● WORK REQUEST: Which lines of the data contain the string "title"? Copy every one.

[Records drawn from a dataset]
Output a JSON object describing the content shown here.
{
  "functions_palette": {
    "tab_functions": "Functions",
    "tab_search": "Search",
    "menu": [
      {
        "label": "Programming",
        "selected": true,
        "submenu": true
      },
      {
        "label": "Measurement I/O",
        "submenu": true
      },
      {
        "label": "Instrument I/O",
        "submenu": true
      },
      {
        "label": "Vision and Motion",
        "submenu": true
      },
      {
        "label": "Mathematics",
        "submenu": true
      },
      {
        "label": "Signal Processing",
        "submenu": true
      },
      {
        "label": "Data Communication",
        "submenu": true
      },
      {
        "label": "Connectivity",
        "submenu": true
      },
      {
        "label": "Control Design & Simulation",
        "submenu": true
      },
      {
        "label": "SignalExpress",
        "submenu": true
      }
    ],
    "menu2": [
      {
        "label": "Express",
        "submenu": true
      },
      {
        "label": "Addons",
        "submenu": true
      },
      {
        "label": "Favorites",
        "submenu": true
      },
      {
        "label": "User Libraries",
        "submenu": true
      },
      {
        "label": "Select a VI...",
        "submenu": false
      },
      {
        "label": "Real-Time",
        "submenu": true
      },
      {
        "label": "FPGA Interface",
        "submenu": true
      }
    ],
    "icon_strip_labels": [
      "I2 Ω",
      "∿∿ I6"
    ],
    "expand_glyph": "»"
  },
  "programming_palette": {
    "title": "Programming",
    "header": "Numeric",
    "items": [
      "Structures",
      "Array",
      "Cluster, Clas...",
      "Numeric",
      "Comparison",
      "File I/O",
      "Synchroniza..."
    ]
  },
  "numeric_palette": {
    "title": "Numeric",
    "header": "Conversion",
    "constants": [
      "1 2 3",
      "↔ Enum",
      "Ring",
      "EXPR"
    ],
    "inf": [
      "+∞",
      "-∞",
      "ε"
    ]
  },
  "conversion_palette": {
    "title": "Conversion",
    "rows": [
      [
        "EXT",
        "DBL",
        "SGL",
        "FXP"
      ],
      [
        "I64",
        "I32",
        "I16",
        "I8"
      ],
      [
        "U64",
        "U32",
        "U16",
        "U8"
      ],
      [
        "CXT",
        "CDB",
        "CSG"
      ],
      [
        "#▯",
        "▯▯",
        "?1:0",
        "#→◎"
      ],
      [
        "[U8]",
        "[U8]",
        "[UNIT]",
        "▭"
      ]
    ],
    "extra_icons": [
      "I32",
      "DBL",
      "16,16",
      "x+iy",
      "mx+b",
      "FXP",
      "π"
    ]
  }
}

● FINISHED EXERCISE:
    "title": "Programming",
    "title": "Numeric",
    "title": "Conversion",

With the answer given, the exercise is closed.